Yes, with facts you can batter the religious Creationists. But it is not the facts that give you explanatory power; they merely give you evidence. It is the theory that explains the facts. And I fear that any mound of facts will not erase the new vitalism that I find amongst those who study evolutionary biology. The position that abiogenesis deals with non-living things, and therefore is separate from evolution automatically imparts a mystical force to organisms that separates them from other evolving systems, such as the molecules of which they are composed. This seems a philosophical point, and so it is. But I think it has consequences in how you defend the theory and fact of evolution against religious Creationists. Perhaps I am mistaken, but I think that while you would insist on removing them from a biology class, you might be quite comfortable in allowing them to teach an origins class that gave 'equal time' to chemical evolution, panspermia, and divine intervention of a non-sectarian sort -- since we really don't *know* which of these it was, right?

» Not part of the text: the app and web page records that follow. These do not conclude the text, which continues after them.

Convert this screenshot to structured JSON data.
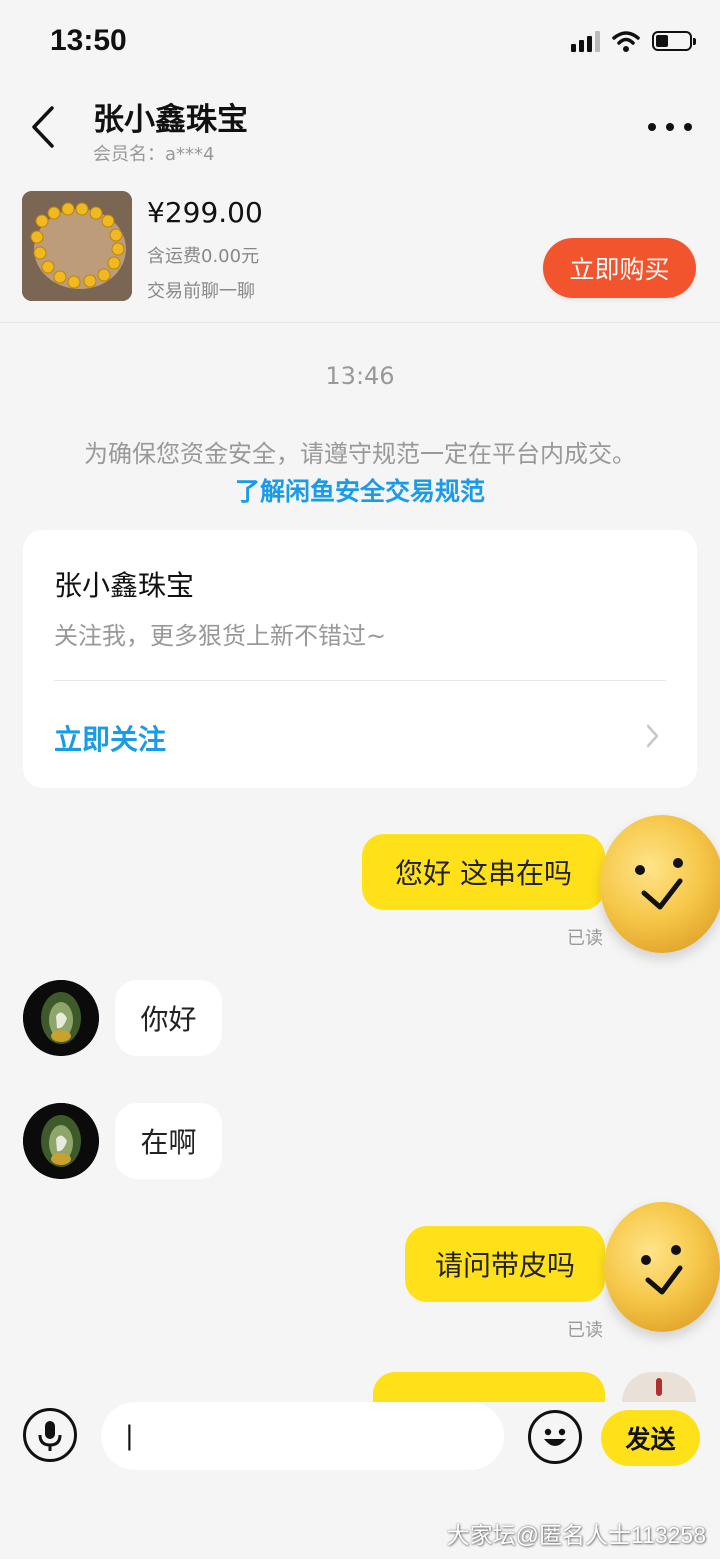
{
  "status_bar": {
    "time": "13:50"
  },
  "header": {
    "shop_name": "张小鑫珠宝",
    "member_name": "会员名：a***4"
  },
  "product": {
    "price": "¥299.00",
    "shipping": "含运费0.00元",
    "chat_before": "交易前聊一聊",
    "buy_label": "立即购买"
  },
  "chat": {
    "time": "13:46",
    "safety_note": "为确保您资金安全，请遵守规范一定在平台内成交。",
    "safety_link": "了解闲鱼安全交易规范",
    "follow_card": {
      "title": "张小鑫珠宝",
      "subtitle": "关注我，更多狠货上新不错过~",
      "action": "立即关注"
    },
    "messages": [
      {
        "from": "me",
        "text": "您好 这串在吗",
        "status": "已读"
      },
      {
        "from": "other",
        "text": "你好"
      },
      {
        "from": "other",
        "text": "在啊"
      },
      {
        "from": "me",
        "text": "请问带皮吗",
        "status": "已读"
      }
    ]
  },
  "input_bar": {
    "input_value": "|",
    "send_label": "发送"
  },
  "watermark": "大家坛@匿名人士113258",
  "colors": {
    "accent_yellow": "#ffe11a",
    "buy_orange": "#f2542d",
    "link_blue": "#1a9be8"
  },
  "icons": [
    "back-icon",
    "more-icon",
    "chevron-right-icon",
    "mic-icon",
    "emoji-icon",
    "signal-icon",
    "wifi-icon",
    "battery-icon"
  ]
}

Certainly I am being alarmist; but the recent attempts to gain a toehold in social sciences classes can easily be expanded to natural science based on precisely this sort of philosophical distinction. I post for my own amusement, certainly, but I believe it matters a great deal whether or not abiogenesis is considered a logical and necessary consequence of the theory of evolution.


[Thank you, Eric, for your concern, but I have said this about as many ways as I can think to say it. I fear that some folks will just have to remain ... incorrect. Diatribes: off. Responses (on this thread) by E-mail only.]